Project putting old news online
South Carolinians will soon find it easier to read newspaper accounts about the start of the Civil War, discriminatory Jim Crow laws and Gov. Benjamin Tillman's South Carolina Dispensary, which was once the only entity legally authorized to sell alcohol in the state.
The University of South Carolina's S.C. Digital Newspaper Project will make available online newspapers published throughout the state from 1860 to 1922.
The University Libraries landed a two-year $350,000 grant from the National Endowment for the Humanities last spring to launch the project, said Kate Boyd, digital collections librarian. It will use the money to scan 100,000 pages of selected South Carolina newspapers and make them available through the Library of Congress' Chronicling America database.
The first phase of the project will be ready in time for the 150th anniversary of the start of the Civil War in 2011, Boyd said.

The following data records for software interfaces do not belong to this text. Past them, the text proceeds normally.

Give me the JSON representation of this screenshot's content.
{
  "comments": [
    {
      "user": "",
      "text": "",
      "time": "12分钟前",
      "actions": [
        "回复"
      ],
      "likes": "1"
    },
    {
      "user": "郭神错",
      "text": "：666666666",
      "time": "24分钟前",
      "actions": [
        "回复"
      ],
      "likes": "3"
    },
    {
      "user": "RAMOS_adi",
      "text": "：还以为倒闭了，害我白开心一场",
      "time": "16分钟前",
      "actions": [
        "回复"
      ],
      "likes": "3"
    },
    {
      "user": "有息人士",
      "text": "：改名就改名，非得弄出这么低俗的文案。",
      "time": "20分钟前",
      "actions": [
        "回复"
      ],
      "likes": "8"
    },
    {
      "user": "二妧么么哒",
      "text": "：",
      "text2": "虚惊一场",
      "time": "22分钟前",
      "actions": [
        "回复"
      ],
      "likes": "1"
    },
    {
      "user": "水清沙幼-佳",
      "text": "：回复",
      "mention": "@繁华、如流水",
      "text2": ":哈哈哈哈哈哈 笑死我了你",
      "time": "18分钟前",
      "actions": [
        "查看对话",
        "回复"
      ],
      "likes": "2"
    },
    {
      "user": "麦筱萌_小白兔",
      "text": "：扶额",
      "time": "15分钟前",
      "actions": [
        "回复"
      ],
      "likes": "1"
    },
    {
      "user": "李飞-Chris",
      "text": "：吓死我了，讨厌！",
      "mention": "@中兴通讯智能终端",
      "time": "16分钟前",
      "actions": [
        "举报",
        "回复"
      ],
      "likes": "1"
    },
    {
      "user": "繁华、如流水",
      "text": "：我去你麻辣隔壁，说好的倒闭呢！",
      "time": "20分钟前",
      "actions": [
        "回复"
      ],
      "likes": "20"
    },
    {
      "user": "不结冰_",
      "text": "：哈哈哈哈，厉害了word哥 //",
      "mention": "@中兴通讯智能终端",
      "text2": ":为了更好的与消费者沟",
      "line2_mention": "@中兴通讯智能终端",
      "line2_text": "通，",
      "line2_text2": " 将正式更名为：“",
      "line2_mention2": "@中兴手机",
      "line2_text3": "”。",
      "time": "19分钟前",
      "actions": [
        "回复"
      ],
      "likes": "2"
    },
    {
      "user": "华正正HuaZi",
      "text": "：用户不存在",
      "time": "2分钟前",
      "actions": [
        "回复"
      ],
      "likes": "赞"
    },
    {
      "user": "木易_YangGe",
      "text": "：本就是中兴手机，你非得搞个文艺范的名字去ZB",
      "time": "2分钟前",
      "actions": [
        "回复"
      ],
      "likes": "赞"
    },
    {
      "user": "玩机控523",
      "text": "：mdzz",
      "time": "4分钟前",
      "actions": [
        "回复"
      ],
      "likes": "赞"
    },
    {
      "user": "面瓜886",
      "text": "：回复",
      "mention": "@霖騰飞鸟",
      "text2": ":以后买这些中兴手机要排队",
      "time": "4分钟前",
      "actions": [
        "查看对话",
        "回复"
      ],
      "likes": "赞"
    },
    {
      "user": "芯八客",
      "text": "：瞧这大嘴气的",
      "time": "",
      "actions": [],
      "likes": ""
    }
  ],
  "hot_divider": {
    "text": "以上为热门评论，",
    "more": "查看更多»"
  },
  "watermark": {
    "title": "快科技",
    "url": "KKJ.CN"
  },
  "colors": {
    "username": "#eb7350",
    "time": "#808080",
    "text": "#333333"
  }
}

An advisory board for the South Carolina project will select 15 to 18 newspapers with which to launch the project within the next week, Boyd said. The university plans to choose papers from different parts of the state. And it will select publications geared to a variety of audiences, including the state's African-American community.
The university plans to expand the project over time to include more newspapers and to create a Web site for South Carolina newspapers separate from the Library of Congress site.
The project is important for historians, researchers and the general public, said Allen Stokes, director of the university's South Caroliniana Library. "Newspapers are probably one the most important documentary sources in South Carolina as they are anywhere in the country," he said.
South Carolina didn't have a vital statistics department until the 20th Century, he said. People looking for information on events such as marriages and deaths in the 1800s are forced to turn to newspapers and churches, he said. The new digital system will make it much easier to search for such information by name, he said.
Boyd said that newspapers now are largely stored on microfilm. "Looking at newspapers on microfilm is awful," she said. "You can't search it."
When newspapers are digitized, people can search by keywords, she said.
John White, an archivist and historian at the College of Charleston and a member of the digital newspaper project's advisory board, said people working on their doctoral dissertations often have to skim 20 to 30 years of newspaper editions to find what they need. The new system will save them a lot of time, he said.
But even more important, it will open doors for smaller institutions and elementary and secondary schools that can't afford to buy microfilm from 20 to 30 different newspapers, he said.
When the project is complete, he said, "a teacher will be able to pull something up and say, 'This is what people were talking about in Camden in 1890.' "